After the Lights Go Out by John Vercher (Mystery/Thriller)

Synopsis: From the critcially acclaimed author of Three-Fifths comes After the Lights Go Out--a harrowing and spellbinding story about family, the complications of mixed-race relationships, misplaced loyalties, and the price athletes pay to entertain.

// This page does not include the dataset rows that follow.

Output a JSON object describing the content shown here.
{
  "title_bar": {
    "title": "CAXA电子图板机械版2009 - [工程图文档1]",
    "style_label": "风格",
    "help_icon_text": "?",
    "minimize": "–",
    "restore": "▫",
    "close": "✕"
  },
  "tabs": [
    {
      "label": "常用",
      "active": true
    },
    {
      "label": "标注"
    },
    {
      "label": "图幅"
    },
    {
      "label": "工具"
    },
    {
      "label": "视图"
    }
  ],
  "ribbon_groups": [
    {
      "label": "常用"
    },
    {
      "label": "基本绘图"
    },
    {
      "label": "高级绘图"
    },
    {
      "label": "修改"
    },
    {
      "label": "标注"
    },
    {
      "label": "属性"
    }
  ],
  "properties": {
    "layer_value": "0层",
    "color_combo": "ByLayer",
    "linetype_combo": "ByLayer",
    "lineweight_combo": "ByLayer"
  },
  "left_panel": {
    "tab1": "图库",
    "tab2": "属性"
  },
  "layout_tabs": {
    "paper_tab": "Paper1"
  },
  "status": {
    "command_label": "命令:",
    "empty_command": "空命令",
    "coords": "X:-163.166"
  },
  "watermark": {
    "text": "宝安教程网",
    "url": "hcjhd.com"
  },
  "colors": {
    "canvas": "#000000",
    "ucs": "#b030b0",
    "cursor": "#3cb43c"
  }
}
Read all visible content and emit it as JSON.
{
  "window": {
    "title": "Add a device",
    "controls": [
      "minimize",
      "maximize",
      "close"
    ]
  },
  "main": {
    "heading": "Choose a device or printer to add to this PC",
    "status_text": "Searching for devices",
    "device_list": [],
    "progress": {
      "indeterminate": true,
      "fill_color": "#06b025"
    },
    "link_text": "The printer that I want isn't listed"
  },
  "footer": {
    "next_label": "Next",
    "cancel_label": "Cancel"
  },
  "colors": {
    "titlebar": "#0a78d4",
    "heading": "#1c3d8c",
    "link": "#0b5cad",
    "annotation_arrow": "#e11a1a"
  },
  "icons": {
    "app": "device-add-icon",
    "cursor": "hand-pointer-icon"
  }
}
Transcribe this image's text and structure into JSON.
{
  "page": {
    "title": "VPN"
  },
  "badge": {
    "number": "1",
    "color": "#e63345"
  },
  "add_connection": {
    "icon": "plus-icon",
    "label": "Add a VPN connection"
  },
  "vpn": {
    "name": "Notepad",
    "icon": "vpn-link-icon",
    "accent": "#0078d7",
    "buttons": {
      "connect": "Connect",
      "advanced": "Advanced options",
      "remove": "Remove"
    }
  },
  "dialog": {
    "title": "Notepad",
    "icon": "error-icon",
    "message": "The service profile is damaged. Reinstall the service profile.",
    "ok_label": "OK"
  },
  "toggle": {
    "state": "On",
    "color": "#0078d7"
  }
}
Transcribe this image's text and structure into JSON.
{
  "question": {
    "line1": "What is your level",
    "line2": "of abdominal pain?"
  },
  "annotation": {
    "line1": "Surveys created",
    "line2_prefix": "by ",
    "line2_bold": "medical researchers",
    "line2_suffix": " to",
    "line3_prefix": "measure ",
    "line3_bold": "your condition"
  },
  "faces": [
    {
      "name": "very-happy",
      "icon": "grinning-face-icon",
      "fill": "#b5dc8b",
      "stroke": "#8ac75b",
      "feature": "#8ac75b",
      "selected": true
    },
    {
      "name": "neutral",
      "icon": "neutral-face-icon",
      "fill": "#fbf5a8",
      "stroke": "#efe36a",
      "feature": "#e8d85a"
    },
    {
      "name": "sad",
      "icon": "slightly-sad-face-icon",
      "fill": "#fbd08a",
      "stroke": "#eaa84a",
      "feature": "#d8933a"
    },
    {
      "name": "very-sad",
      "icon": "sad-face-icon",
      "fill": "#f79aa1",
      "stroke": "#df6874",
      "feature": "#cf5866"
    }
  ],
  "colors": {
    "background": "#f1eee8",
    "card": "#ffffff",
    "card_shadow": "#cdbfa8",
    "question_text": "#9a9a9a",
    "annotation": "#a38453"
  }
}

Xavier Scarecrow Wallace, a mixed-race MMA fighter on the wrong side of thirty, is facing the fight of his life. Xavier is losing his battle with chronic traumatic encephalopathy (CTE), or pugilistic dementia--a struggle he can no longer deny. Through the fog of memory loss, migraines, and paranoia, Xavier does his best to keep in shape while he waits for the call that will reinstate him after a year-long suspension. He watches his diet and trains every day at the Philadelphia gym owned by his cousin-cum-manager, Shot, a retired champion boxer to whom Xavier owes an unpayable debt. Xavier makes ends meet by teaching youth classes at Shot's gym and by living rent-free in the house of his white father, whom Xavier has been forced to commit to a nursing home because of the progress of his end-stage Alzheimer's. Dementia has revealed a shocking truth about Sam Wallace, and Xavier finally gains insight into why his Black mother left the family when Xavier was young.

As Xavier battles his aging body and his failing brain, each day is filled with challenges and setbacks. His angry, confused father wants to come home, but Xavier can't take care of him. He's not even safe in his own house. Xavier sticks out like a sore thumb among Sam Wallace's white, MAGA hat-wearing neighbors, who are constantly looking for a reason to call the cops on him while he takes out his trash.

Then Xavier is offered a chance at redemption: a last-minute comeback fight in the largest MMA promotion. If he can get himself back in the game, he'll be able to clear his name and begin to pay off Shot. But with his memory in shreds and his life crumbling around him, can Xavier hold onto the focus he needs to survive?

Daughter of the Redwinter by Ed McDonald
Synopsis: Those who see the dead soon join them.

From the author of the critically-acclaimed Blackwing trilogy comes Ed McDonald's Daughter of Redwinter, the first of a brilliant fantasy series about how one choice can change a universe.

Raine can see--and more importantly, speak--to the dead. It's a wretched gift with a death sentence that has her doing many dubious things to save her skin. Seeking refuge with a deluded cult is her latest bad, survival-related decision. But her rare act of kindness--rescuing an injured woman in the snow--is even worse.

Because the woman has escaped from Redwinter, the fortress-monastery of the Draoihn, warrior magicians who answer to no king and who will stop at nothing to retrieve what she's stolen. A battle, a betrayal, and a horrific revelation forces Raine to enter Redwinter. It becomes clear that her ability might save an entire nation.

Pity she might have to die for that to happen...

Synopsis: She was the face that launched a thousand ships, the fierce beauty at the heart of Olympus...and she was never ours to claim.

*A scorchingly hot modern retelling of Helen of Troy, Achilles, and Patroclus that's as sinful as it is sweet.*

In Olympus, you either have the power to rule...or you are ruled. Achilles Kallis may have been born with nothing, but as a child he vowed he would claw his way into the poisonous city's inner circle. Now that a coveted role has opened to anyone with the strength to claim it, he and his partner, Patroclus Fotos, plan to compete and double their odds of winning.

Neither expect infamous beauty Helen Kasios to be part of the prize...or for the complicated fire that burns the moment she looks their way.

Zeus may have decided Helen is his to give to away, but she has her own plans. She enters into the competition as a middle finger to the meddling Thirteen rulers, effectively vying for her own hand in marriage. Unfortunately, there are those who would rather see her dead than lead the city. The only people she can trust are the ones she can't keep her hands off―Achilles and Patroclus. But can she really believe they have her best interests at heart when every stolen kiss is a battlefield?

Literature with the Girlies: Recs From My Favorite Women

My life has been blessed by incredible books, and the incredible women who recommended them. In honor of Women’s History Month, here are a f...